Life would be way better if I scored the winning touchdown in the All-City High School Football Championship. Yeah right. Recall one thing, Al Bundy scored four touchdowns in the All-City game, and we all saw how his life turned out.
A friend of mine wants his kids to know the “real him.” The part of Dad that they never saw as they grew up. He wants his kids to see that “Dad” is not just Dad. He was an aspiring pro athlete, a naturally talented race car driver, a musician, and a writer. He was more.
It’s natural, I think. To want your children to know you as an actual person, not just the person who raised them. We want to be more than the loving face that wiped noses, bought ice cream cones, and pretended cartoon-themed Ban-Aides had healing powers. It’s a mistake, however, to believe that they’d appreciate you more if you could convince them of the hero you could’ve been instead of the hero you already are to them.
Some of us were blessed with natural abilities or adventure-laden lives. That may seem exciting and worth coveting, but neither of those attributes makes you a good person or a good parent. And that gets lost in our internal parental battle of self-doubt versus self-righteousness (be honest, we’re all guilty of it).
Why do you get to decide for your kid what is hero-worthy? Maybe your ability to pull off a dad bod and flawlessly deliver dad-joke punchlines is everything they need to make their soul content. No, really, couldn’t that be true? Please?
I’ll use a personal example. My grandfather, my Dad’s Dad, lived a fascinating life. Born in Italy, his mother died during (or close after childbirth), and he came to the US on a boat, by himself, before his 13th birthday to reconnect with his father. He dropped out of school in either the 8th or 9th grade (family lore is inconsistent) and worked the rest of his life. He was a dishwasher. A waiter. A cook. A cook who bought the restaurant.
In a severe East Coast cultural no-no for the time, his 100% stalky Italian ass married a full-blooded Irish gal. They moved out West and raised a family. And he worked up the ladder, any ladder he could find. Eventually, being one of the top car salesmen in the Bay Area at the time, he bought his own car dealership in California’s Central Valley. Then he bought another. He retired as a millionaire. Not bad for a guy who got in fistfights every day at school because he couldn’t speak English.
As a kid, it was a lot to admire. He had flashy cars, blingy jewelry, multiple houses, and stories. So many stories. He traveled the world. He was “successful.” He took a special liking to me. We went on long drives, and he talked to me. About succeeding in the cutthroat world of business. About having a woman who will push you and not hold you back in life. He talked about how you stand on principle and how you can get even with someone who wrongs you and remain classy.

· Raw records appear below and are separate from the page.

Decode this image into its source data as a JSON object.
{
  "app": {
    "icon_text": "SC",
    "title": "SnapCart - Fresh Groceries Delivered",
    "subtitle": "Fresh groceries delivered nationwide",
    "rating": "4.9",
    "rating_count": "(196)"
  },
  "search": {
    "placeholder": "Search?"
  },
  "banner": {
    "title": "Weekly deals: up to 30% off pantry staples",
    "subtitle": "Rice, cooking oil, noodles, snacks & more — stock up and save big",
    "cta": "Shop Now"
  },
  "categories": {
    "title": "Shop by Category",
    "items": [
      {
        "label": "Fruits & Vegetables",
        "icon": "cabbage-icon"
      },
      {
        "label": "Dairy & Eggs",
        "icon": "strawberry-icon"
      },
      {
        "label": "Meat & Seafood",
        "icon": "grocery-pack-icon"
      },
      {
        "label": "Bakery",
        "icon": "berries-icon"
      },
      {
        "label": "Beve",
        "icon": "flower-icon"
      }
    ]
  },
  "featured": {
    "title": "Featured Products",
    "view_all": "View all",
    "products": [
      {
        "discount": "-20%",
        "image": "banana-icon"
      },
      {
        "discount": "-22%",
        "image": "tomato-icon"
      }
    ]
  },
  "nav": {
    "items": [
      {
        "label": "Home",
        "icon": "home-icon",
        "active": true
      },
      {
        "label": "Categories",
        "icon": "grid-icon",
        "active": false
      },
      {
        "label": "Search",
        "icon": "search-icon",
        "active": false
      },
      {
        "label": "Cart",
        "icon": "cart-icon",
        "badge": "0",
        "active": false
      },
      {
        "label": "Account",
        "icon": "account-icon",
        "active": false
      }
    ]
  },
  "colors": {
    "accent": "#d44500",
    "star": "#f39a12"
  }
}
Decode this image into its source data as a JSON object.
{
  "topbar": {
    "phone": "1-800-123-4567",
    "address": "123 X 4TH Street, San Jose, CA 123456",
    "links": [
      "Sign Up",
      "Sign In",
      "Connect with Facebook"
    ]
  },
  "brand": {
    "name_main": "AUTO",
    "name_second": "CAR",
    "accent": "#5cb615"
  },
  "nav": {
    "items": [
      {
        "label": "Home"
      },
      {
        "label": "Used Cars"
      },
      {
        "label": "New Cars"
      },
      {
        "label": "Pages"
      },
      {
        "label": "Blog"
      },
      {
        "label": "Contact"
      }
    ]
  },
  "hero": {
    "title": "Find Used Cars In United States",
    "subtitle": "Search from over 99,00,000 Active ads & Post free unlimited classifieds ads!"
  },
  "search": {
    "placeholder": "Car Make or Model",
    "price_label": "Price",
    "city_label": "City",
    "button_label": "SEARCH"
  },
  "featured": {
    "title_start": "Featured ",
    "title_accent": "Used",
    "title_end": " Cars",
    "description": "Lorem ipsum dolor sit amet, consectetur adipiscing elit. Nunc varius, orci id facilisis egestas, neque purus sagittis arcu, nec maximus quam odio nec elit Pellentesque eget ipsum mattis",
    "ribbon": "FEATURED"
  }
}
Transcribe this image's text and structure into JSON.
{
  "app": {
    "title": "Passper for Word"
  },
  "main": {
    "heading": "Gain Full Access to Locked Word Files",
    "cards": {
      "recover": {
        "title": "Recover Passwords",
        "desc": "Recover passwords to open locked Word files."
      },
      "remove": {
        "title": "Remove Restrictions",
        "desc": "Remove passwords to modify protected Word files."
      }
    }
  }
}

He spoke to me. He believed in me. I miss him, and I cherish those memories every single day. Truly. You would think that he would be my hero. You’d be wrong.
There comes a time in every parent-child relationship when the child takes over the parent role–even if it’s just for a phone call or a Christmas dinner at your home. I remember mine. It was a late night, after 11:30 PM. My Dad called me. Dad only called to check how the car was running or to tell us if someone was in the hospital. Dad was never awake after 9 PM. No, this was bad.
He was having a hard time. A momentary crisis of confidence in a tough job market. He likely wondered, “does it really matter if I’m here or not?” We’ve all been there. I have, for sure. I was fairly certain he was in the club that felt my grandfather was my hero; I set him straight.
I read him the list of achievements above, then told him, “so what?” “You, Dad, you are your sons’ hero. Rags to riches is entertaining, but you taught us how to work and how to work hard. You taught us how to be there and be present when your family members are in crisis. You taught us that no matter what part of our world is coming down around us, you get out of bed and make something happen.
I remember that night clearly. Sitting on my front stoop, I told him, “don’t be fucking stupid; you are our hero. He didn’t say anything. I didn’t push further. We never spoke of the conversation again (typical men). I feel grateful I had the chance to tell him that.
That memory of me on my porch, cordless phone tucked between my head and shoulder with the antenna sticking out (remember those?), immediately flashed in my brain when my friend told me he wanted his now-adult kids to know the “real him.”
I’m pretty sure they know the real him. They saw the long hours he worked to build his own business from scratch, a business he now runs with one of his kids. They saw him, sick and tired to the bone, go to a little league game or piano recital. They saw the love in his eyes when they accomplished a life goal and the disappointment or pain when they came up short. They saw, because he was there.
Maybe they should know that he gave up a potential career in sports as a young man to care for his younger siblings. Or that his other passions got put on hold because life happens, and sometimes that’s just what’s needed to be done. But he’s not less because of those choices. He’s more.
You can’t sell enough records or hit enough home runs to equal the everyday acts of heroism demonstrated by loving your children unconditionally and selflessly and by just being there.
It’s a lesson for all of us. Whenever we feel we do not measure up in our children’s eyes or when we think how much our lives could’ve been, if only…Stop it. You don’t get to choose why your kids love you or look up to you. Let them know the person you are, the hero you are to them now, not who you could’ve been as seen through a prism wearing the rosiest pair of glasses ever created.
And if they don’t like you, fuck ‘em. They’re all assholes anyway. Just ask Al Bundy.